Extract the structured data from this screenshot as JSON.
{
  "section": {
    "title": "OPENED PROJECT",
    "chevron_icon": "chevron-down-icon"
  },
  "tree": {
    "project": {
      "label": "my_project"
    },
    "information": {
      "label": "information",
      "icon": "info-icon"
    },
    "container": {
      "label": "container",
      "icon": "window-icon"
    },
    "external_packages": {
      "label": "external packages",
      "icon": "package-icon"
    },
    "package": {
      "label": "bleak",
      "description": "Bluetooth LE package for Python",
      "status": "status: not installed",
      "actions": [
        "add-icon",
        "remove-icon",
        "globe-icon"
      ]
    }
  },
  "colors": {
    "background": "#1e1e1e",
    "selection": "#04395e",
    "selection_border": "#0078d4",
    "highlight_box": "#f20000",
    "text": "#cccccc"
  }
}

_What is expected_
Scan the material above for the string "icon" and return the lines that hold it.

_Output below_
    "chevron_icon": "chevron-down-icon"
      "icon": "info-icon"
      "icon": "window-icon"
      "icon": "package-icon"
        "add-icon",
        "remove-icon",
        "globe-icon"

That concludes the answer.